In the material below, the lines containing the word "caption" are required; copy each of them.

> [Source records]:
....................
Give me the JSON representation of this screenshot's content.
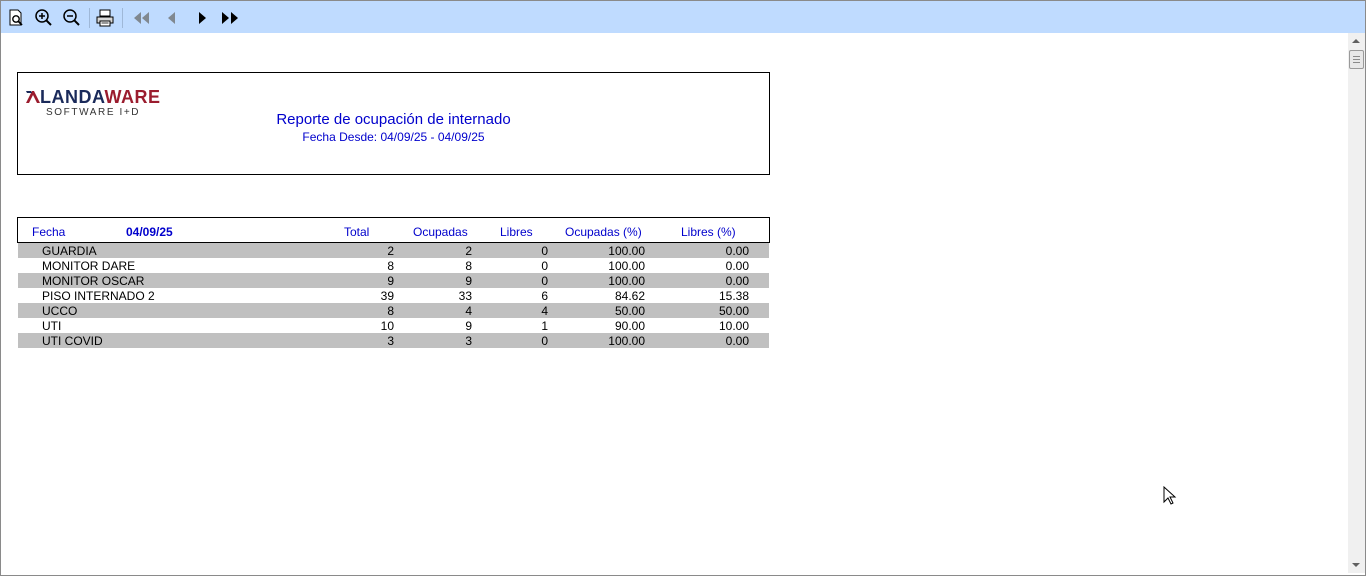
{
  "toolbar": {
    "buttons": [
      {
        "name": "preview-icon"
      },
      {
        "name": "zoom-in-icon"
      },
      {
        "name": "zoom-out-icon"
      },
      {
        "name": "print-icon"
      },
      {
        "name": "first-page-icon"
      },
      {
        "name": "previous-page-icon"
      },
      {
        "name": "next-page-icon"
      },
      {
        "name": "last-page-icon"
      }
    ]
  },
  "logo": {
    "word": "LANDAWARE",
    "sub": "SOFTWARE I+D",
    "color": "#9b1c2e"
  },
  "report": {
    "title": "Reporte de ocupación de internado",
    "subtitle": "Fecha Desde: 04/09/25 - 04/09/25"
  },
  "table": {
    "headers": {
      "fecha": "Fecha",
      "date": "04/09/25",
      "total": "Total",
      "ocupadas": "Ocupadas",
      "libres": "Libres",
      "ocupadas_pct": "Ocupadas (%)",
      "libres_pct": "Libres (%)"
    },
    "rows": [
      {
        "name": "GUARDIA",
        "total": "2",
        "ocupadas": "2",
        "libres": "0",
        "ocupadas_pct": "100.00",
        "libres_pct": "0.00"
      },
      {
        "name": "MONITOR DARE",
        "total": "8",
        "ocupadas": "8",
        "libres": "0",
        "ocupadas_pct": "100.00",
        "libres_pct": "0.00"
      },
      {
        "name": "MONITOR OSCAR",
        "total": "9",
        "ocupadas": "9",
        "libres": "0",
        "ocupadas_pct": "100.00",
        "libres_pct": "0.00"
      },
      {
        "name": "PISO INTERNADO 2",
        "total": "39",
        "ocupadas": "33",
        "libres": "6",
        "ocupadas_pct": "84.62",
        "libres_pct": "15.38"
      },
      {
        "name": "UCCO",
        "total": "8",
        "ocupadas": "4",
        "libres": "4",
        "ocupadas_pct": "50.00",
        "libres_pct": "50.00"
      },
      {
        "name": "UTI",
        "total": "10",
        "ocupadas": "9",
        "libres": "1",
        "ocupadas_pct": "90.00",
        "libres_pct": "10.00"
      },
      {
        "name": "UTI COVID",
        "total": "3",
        "ocupadas": "3",
        "libres": "0",
        "ocupadas_pct": "100.00",
        "libres_pct": "0.00"
      }
    ]
  },
  "colors": {
    "toolbar_bg": "#bfdbff",
    "header_text": "#0000cc",
    "row_shade": "#c0c0c0"
  }
}
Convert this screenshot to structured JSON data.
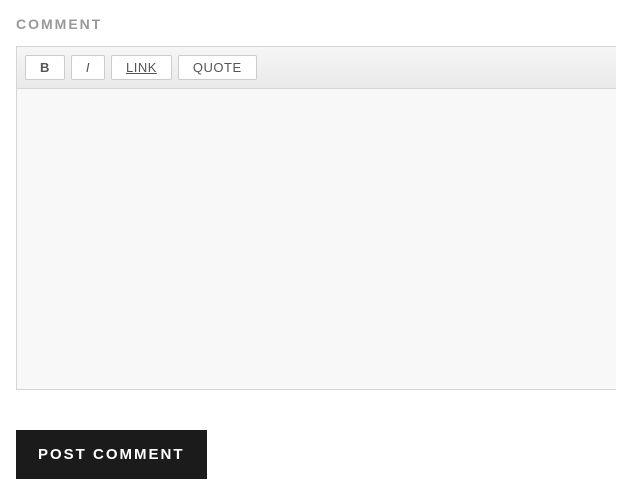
{
  "form": {
    "label": "Comment",
    "toolbar": {
      "bold": "B",
      "italic": "I",
      "link": "LINK",
      "quote": "QUOTE"
    },
    "textarea_value": "",
    "submit_label": "Post Comment"
  }
}
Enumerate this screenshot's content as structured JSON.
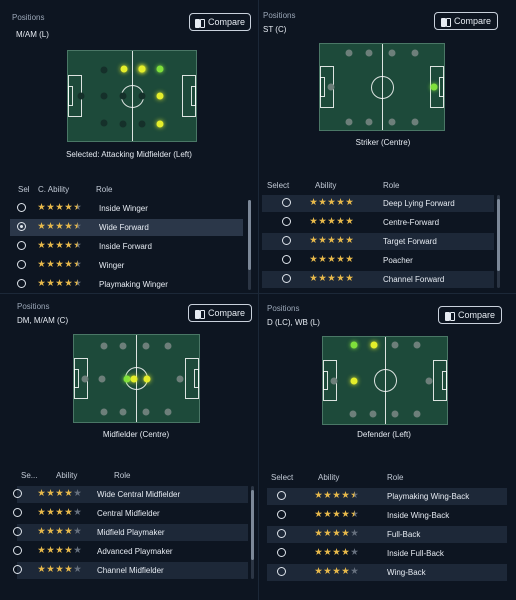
{
  "colors": {
    "background": "#0d1521",
    "pitch": "#1d4a3a",
    "star": "#e7b94b",
    "highlight_yellow": "#e4ee2b",
    "highlight_green": "#7fe03b"
  },
  "panels": [
    {
      "positions_label": "Positions",
      "positions_value": "M/AM (L)",
      "compare_label": "Compare",
      "compare_icon": "compare-icon",
      "caption": "Selected: Attacking Midfielder (Left)",
      "headers": {
        "select": "Sel",
        "ability": "C. Ability",
        "role": "Role"
      },
      "rows": [
        {
          "selected": false,
          "stars": 4.5,
          "role": "Inside Winger"
        },
        {
          "selected": true,
          "stars": 4.5,
          "role": "Wide Forward"
        },
        {
          "selected": false,
          "stars": 4.5,
          "role": "Inside Forward"
        },
        {
          "selected": false,
          "stars": 4.5,
          "role": "Winger"
        },
        {
          "selected": false,
          "stars": 4.5,
          "role": "Playmaking Winger"
        }
      ]
    },
    {
      "positions_label": "Positions",
      "positions_value": "ST (C)",
      "compare_label": "Compare",
      "compare_icon": "compare-icon",
      "caption": "Striker (Centre)",
      "headers": {
        "select": "Select",
        "ability": "Ability",
        "role": "Role"
      },
      "rows": [
        {
          "selected": false,
          "stars": 5,
          "role": "Deep Lying Forward"
        },
        {
          "selected": false,
          "stars": 5,
          "role": "Centre-Forward"
        },
        {
          "selected": false,
          "stars": 5,
          "role": "Target Forward"
        },
        {
          "selected": false,
          "stars": 5,
          "role": "Poacher"
        },
        {
          "selected": false,
          "stars": 5,
          "role": "Channel Forward"
        }
      ]
    },
    {
      "positions_label": "Positions",
      "positions_value": "DM, M/AM (C)",
      "compare_label": "Compare",
      "compare_icon": "compare-icon",
      "caption": "Midfielder (Centre)",
      "headers": {
        "select": "Se...",
        "ability": "Ability",
        "role": "Role"
      },
      "rows": [
        {
          "selected": false,
          "stars": 4,
          "role": "Wide Central Midfielder"
        },
        {
          "selected": false,
          "stars": 4,
          "role": "Central Midfielder"
        },
        {
          "selected": false,
          "stars": 4,
          "role": "Midfield Playmaker"
        },
        {
          "selected": false,
          "stars": 4,
          "role": "Advanced Playmaker"
        },
        {
          "selected": false,
          "stars": 4,
          "role": "Channel Midfielder"
        }
      ]
    },
    {
      "positions_label": "Positions",
      "positions_value": "D (LC), WB (L)",
      "compare_label": "Compare",
      "compare_icon": "compare-icon",
      "caption": "Defender (Left)",
      "headers": {
        "select": "Select",
        "ability": "Ability",
        "role": "Role"
      },
      "rows": [
        {
          "selected": false,
          "stars": 4.5,
          "role": "Playmaking Wing-Back"
        },
        {
          "selected": false,
          "stars": 4.5,
          "role": "Inside Wing-Back"
        },
        {
          "selected": false,
          "stars": 4,
          "role": "Full-Back"
        },
        {
          "selected": false,
          "stars": 4,
          "role": "Inside Full-Back"
        },
        {
          "selected": false,
          "stars": 4,
          "role": "Wing-Back"
        }
      ]
    }
  ]
}
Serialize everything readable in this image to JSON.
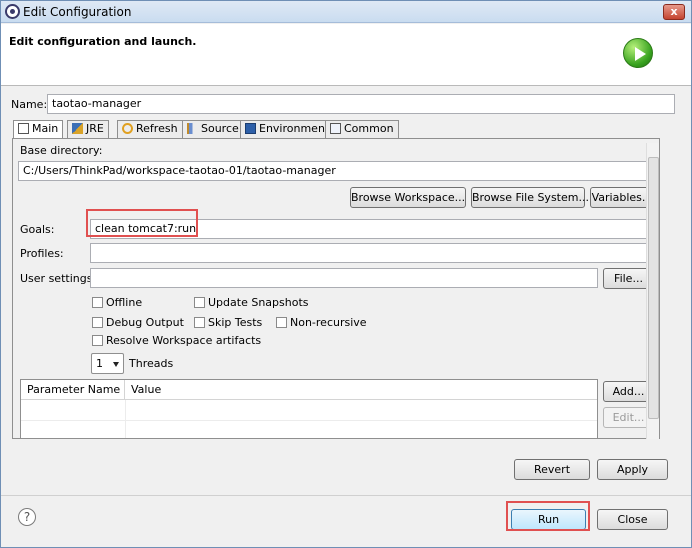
{
  "window": {
    "title": "Edit Configuration",
    "close_glyph": "x"
  },
  "banner": {
    "title": "Edit configuration and launch."
  },
  "name_field": {
    "label": "Name:",
    "value": "taotao-manager"
  },
  "tabs": [
    {
      "label": "Main",
      "icon": "main-tab-icon"
    },
    {
      "label": "JRE",
      "icon": "jre-icon"
    },
    {
      "label": "Refresh",
      "icon": "refresh-icon"
    },
    {
      "label": "Source",
      "icon": "source-icon"
    },
    {
      "label": "Environment",
      "icon": "environment-icon"
    },
    {
      "label": "Common",
      "icon": "common-icon"
    }
  ],
  "main": {
    "base_dir_label": "Base directory:",
    "base_dir_value": "C:/Users/ThinkPad/workspace-taotao-01/taotao-manager",
    "browse_workspace": "Browse Workspace...",
    "browse_file_system": "Browse File System...",
    "variables": "Variables...",
    "goals_label": "Goals:",
    "goals_value": "clean tomcat7:run",
    "profiles_label": "Profiles:",
    "profiles_value": "",
    "user_settings_label": "User settings:",
    "user_settings_value": "",
    "file_button": "File...",
    "options": {
      "offline": "Offline",
      "update_snapshots": "Update Snapshots",
      "debug_output": "Debug Output",
      "skip_tests": "Skip Tests",
      "non_recursive": "Non-recursive",
      "resolve_workspace": "Resolve Workspace artifacts"
    },
    "threads_value": "1",
    "threads_label": "Threads",
    "param_table": {
      "columns": [
        "Parameter Name",
        "Value"
      ]
    },
    "add_button": "Add...",
    "edit_button": "Edit..."
  },
  "footer": {
    "revert": "Revert",
    "apply": "Apply",
    "help_glyph": "?",
    "run": "Run",
    "close": "Close"
  },
  "colors": {
    "highlight": "#e05050",
    "title_bar": "#c9dcf0",
    "accent_green": "#38a21f"
  }
}
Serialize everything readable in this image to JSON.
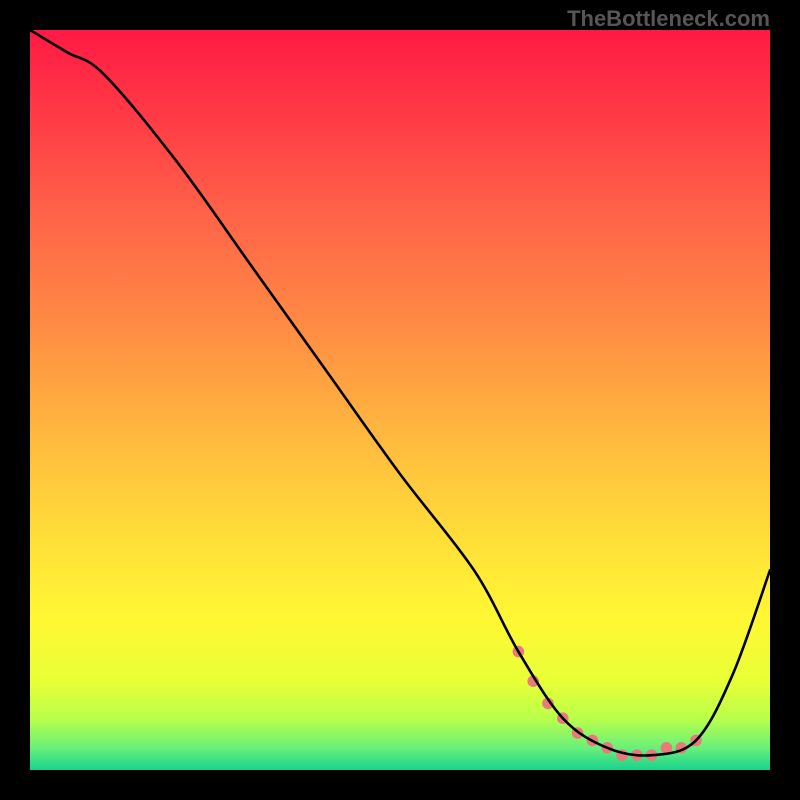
{
  "watermark": "TheBottleneck.com",
  "chart_data": {
    "type": "line",
    "title": "",
    "xlabel": "",
    "ylabel": "",
    "xlim": [
      0,
      100
    ],
    "ylim": [
      0,
      100
    ],
    "grid": false,
    "series": [
      {
        "name": "curve",
        "x": [
          0,
          5,
          10,
          20,
          30,
          40,
          50,
          60,
          66,
          72,
          78,
          84,
          90,
          95,
          100
        ],
        "y": [
          100,
          97,
          94,
          82,
          68,
          54,
          40,
          27,
          16,
          7,
          3,
          2,
          4,
          13,
          27
        ]
      }
    ],
    "marker_band": {
      "x": [
        66,
        68,
        70,
        72,
        74,
        76,
        78,
        80,
        82,
        84,
        86,
        88,
        90
      ],
      "y": [
        16,
        12,
        9,
        7,
        5,
        4,
        3,
        2,
        2,
        2,
        3,
        3,
        4
      ],
      "color": "#e77b7b"
    },
    "background_gradient": {
      "stops": [
        {
          "offset": 0.0,
          "color": "#ff1a44"
        },
        {
          "offset": 0.12,
          "color": "#ff3b46"
        },
        {
          "offset": 0.25,
          "color": "#ff6348"
        },
        {
          "offset": 0.4,
          "color": "#ff8b44"
        },
        {
          "offset": 0.55,
          "color": "#ffb93e"
        },
        {
          "offset": 0.7,
          "color": "#ffe238"
        },
        {
          "offset": 0.8,
          "color": "#fff833"
        },
        {
          "offset": 0.88,
          "color": "#e8ff36"
        },
        {
          "offset": 0.93,
          "color": "#baff4a"
        },
        {
          "offset": 0.97,
          "color": "#6af07a"
        },
        {
          "offset": 1.0,
          "color": "#17d38f"
        }
      ]
    }
  }
}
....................
> [Result]:
      "caption": "Selected: Attacking Midfielder (Left)",
      "caption": "Striker (Centre)",
      "caption": "Midfielder (Centre)",
      "caption": "Defender (Left)",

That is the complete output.